The Book Accumulator’s thoughts:
My Brilliant Friend: very readable story of a friendship of two girls growing up in Naples; slow to start but hard to put down. Much more of a memoir than a work of fiction, this book captures the feeling, the customs, the tensions, the class distinctions, the adolescent romances and coming of age in the southern Italian city of the 1960s.
The Story of a New Name: a much less readable story of the friendship, even though the story has very interesting developments as the girls grow from their mid-teens to their early twenties. The author badly needed to edit this, as the book was really tedious and twice as long as it should have been. Despite this, she does depict really well the life and customs and the appalling way relationships between men and women and marriages develop (or don’t) in a particular neighbourhood of Naples in the late 50s and 60s. I will not bother with the last of the trilogy.
Some mini reviews because I want to get caught up before the new year.
Hector and the Search for Happiness – Francois Lelord – 4/10
Read this on the plane to and from Germany on a rare weekend away from the Bedfordshire portacabin. I kept waiting for it to be transcendent… and it never was.
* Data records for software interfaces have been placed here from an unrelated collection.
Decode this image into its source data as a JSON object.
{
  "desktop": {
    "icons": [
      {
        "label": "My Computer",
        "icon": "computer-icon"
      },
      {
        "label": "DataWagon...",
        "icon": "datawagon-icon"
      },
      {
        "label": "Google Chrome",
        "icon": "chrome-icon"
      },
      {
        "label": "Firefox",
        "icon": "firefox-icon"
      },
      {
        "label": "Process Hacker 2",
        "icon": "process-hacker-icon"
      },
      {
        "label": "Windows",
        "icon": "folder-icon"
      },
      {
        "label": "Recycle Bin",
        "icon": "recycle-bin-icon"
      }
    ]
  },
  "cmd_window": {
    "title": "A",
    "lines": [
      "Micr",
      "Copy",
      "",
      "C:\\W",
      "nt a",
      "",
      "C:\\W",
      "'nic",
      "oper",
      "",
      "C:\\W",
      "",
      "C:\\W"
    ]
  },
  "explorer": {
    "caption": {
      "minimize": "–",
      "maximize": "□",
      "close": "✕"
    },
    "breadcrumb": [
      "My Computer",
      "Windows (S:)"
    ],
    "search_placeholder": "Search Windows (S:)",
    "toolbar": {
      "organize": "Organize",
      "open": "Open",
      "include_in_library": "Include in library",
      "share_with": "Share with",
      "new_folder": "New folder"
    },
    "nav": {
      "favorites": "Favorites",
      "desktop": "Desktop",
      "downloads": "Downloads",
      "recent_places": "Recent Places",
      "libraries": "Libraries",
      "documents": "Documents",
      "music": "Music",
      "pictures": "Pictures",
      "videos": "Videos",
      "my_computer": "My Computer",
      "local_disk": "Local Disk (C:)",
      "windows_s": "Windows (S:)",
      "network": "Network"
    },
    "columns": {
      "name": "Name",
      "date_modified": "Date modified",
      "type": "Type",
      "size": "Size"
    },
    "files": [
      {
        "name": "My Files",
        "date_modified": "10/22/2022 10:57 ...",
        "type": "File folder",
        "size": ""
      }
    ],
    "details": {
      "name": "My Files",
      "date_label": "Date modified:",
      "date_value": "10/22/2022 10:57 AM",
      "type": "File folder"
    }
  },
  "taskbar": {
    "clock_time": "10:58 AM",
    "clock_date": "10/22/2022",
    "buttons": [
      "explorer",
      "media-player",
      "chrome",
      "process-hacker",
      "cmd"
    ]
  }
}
I get that we are suppose to learn the simple lessons of happiness that Hector encounters, but it felt childishly written – and not in a good way like The Girl Who Saved The King Of Sweden. Next.
The Kitchen God’s Wife – Amy Tan – 6/10
This was the very first book I read in 2014, and it has taken me until December 2014 to review it. In the meantime I have read a different book by Amy Tan, The Bonesetter’s Daughter, and now cannot tell them apart in my mind. I do remember that The Kitchen God’s Wife felt smoother, a better constructed story (though, like TBD, the framing was a little awkward), and that I did read it all the way to the end fairly quickly. Reading some other plot summaries, more of it is coming back to me, but the fact that so little of it, except for the fractious daughter-mother-aunt relationship, seems familiar to me is not a positive sign.
“One of the few virtues of prison life is the gradual acquisition of patience. Nothing moves at a reasonable pace, and you learn to ignore clocks.”
Malcolm Bannister has served 5 years in prison for a crime he got sucked into, and is due to serve another 5. When a federal judge is brutally murdered, and Malcolm knows who did it, he has to work out a way to use that information to his advantage, while staying safe. And a way to exact a little justice of his own.
For the first half of this, I was completely onboard. So far, so Grisham, but very readable, good plot build-up, some nifty legal dealings, a bit of adventure, bad guys appropriately irritated. Then Grisham seemingly goes off-piste for most of the rest of the book, only revealing in the last 10 pages or so how the second half of the book ties back to the first half. Which drove me crazy. I nearly abandoned the book multiple times and it was only encouragement from The Musician that kept me going.
Bannister is a likeable enough character in the standard Grisham mold, but Grisham does much better protagonists. The agents are rendered well enough but nothing memorable. Quinn and Nate are interesting, as is Vanessa, but it feels like Grisham didn’t really want to bother developing any characters other than Bannister because of the backwards plot.
It’s not up there with The Street Lawyer or The Last Juror.
Additional infoCopy bought at JFK airport recently while trying to use up US dollars. Publisher: Dell Books, 382 pages (paperback) Order The Racketeerfrom Amazon* * this is an affiliate link – I will be paid a small percentage of your purchase price if you use this link, which goes towards give-aways and site hosting